This visualisation uses a dimensionality technique called t-distributed Stochastic Neighbour Embedding (t-SNE), which embeds data in a small (e.g., two) number of dimensions to make it easier to visualise. The algorithm tries to optimise the new layout so that similar observations (here, foods) are placed close together. I based the similarity of the different foods off of their relative amounts of macronutrients and their calories per 100 g. Using relative macronutrient content (e.g., 20% protein) rather than the absolute macronutrient values (e.g., 10 g protein per 100 g) means that non-caloric content, such as water, is ignored for the embedding. I also normalised these features so that higher-magnitude features (such as calories) did not have a greater impact on food similarity.

t-SNE is not deterministic - you can get different embeddings depending on where you first place each point. It also has a parameter, perplexity, that controls how much the algorithm focuses on nearby versus global similarities. To find an embedding that worked well for this visualisation, I systematically tried different starting configurations and perplexity values. I also experimented with scaling how much calories contributed to food similarity, as I wanted the layout to be primarily driven by the macronutrient content, with calories further separating foods with similar macronutrients. Ultimately, I divided the normalised calories by four to decrease their impact on the embedding.

The initial t-SNE embedding that I selected looked something like this:

This plot is pretty, but difficult to interact with because of the overlap between different foods, especially with the point size scaled by calories. I therefore used the R package {packcircles} to repel nearby points, resulting in a final layout without overlapping points. I also flipped the layout to work better with my text annotations - rotated or flipped embeddings are equivalent since they have the same distances between points. Here’s a non-interactive version of the final, annotated layout:

While making this chart, I searched for any similar visualisations.

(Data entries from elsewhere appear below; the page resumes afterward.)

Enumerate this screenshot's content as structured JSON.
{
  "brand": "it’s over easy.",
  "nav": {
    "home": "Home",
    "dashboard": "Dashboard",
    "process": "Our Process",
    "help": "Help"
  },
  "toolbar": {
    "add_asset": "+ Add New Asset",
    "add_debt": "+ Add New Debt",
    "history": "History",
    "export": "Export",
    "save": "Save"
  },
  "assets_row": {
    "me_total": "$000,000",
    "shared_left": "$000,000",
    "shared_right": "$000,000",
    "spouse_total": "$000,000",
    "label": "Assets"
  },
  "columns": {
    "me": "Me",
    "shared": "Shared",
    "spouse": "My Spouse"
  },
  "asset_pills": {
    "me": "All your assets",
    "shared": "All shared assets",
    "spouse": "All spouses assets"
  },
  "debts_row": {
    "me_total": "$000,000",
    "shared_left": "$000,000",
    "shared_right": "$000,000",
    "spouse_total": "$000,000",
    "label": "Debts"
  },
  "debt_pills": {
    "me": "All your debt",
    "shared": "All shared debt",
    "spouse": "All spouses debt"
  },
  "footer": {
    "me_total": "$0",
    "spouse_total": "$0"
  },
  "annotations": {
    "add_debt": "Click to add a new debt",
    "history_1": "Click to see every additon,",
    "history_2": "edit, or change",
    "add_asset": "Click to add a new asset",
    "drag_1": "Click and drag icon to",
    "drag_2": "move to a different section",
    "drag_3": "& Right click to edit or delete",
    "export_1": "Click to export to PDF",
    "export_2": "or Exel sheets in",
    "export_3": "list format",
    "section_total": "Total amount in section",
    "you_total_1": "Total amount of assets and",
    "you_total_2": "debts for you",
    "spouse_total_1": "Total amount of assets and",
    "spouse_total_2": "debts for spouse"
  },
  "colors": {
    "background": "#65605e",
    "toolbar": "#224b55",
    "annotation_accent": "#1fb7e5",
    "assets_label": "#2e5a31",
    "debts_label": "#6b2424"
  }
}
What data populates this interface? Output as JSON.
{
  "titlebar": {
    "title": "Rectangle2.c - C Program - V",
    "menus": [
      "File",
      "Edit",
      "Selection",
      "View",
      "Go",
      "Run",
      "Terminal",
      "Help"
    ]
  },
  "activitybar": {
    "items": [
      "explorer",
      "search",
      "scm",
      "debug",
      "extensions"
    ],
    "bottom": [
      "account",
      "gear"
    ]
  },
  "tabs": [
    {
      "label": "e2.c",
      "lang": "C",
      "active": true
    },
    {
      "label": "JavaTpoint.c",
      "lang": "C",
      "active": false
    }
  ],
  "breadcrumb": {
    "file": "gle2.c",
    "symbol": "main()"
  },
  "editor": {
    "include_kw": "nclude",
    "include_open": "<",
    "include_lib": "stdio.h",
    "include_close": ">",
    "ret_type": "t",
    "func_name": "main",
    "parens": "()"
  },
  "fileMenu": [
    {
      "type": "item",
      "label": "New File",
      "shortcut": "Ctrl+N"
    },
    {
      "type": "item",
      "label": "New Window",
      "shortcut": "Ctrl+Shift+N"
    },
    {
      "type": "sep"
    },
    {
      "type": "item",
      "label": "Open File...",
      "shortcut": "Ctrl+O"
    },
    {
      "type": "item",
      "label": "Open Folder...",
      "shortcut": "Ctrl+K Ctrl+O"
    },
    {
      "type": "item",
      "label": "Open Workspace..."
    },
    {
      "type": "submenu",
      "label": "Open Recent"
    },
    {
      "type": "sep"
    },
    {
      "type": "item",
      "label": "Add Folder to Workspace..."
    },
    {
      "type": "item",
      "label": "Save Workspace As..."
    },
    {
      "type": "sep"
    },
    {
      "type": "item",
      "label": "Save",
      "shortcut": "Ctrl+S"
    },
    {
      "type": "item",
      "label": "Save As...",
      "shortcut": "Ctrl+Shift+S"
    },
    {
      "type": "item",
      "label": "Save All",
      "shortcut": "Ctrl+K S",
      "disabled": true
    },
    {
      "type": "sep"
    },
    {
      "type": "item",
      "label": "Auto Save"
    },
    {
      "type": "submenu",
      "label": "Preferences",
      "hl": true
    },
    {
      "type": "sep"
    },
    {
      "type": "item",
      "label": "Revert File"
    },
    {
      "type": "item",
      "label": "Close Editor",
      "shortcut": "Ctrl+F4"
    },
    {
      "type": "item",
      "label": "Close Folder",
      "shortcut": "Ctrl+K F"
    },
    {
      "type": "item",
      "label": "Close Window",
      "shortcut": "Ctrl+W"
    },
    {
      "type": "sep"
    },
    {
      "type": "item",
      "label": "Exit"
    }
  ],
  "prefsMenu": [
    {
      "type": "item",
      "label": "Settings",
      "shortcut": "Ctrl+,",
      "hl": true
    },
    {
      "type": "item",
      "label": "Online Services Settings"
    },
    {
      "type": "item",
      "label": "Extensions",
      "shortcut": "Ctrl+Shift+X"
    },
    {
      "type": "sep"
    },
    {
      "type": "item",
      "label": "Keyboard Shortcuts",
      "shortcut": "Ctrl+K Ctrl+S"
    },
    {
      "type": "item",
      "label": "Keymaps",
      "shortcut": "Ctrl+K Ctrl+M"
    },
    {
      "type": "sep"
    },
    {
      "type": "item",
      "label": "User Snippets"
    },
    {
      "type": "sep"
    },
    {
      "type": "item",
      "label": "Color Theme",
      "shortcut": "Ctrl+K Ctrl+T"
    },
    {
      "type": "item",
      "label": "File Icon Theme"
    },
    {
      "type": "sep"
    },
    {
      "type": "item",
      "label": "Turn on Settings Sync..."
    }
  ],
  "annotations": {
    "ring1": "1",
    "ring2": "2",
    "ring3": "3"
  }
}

I didn’t find any maps using these exact features, but there is a published static t-SNE embedding of USDA food data that uses the complete nutritional information (including micronutrient content such as vitamins). However, there are many more types of embedding approaches, so I may have missed other macronutrient representations - if you find any, I would love to see them!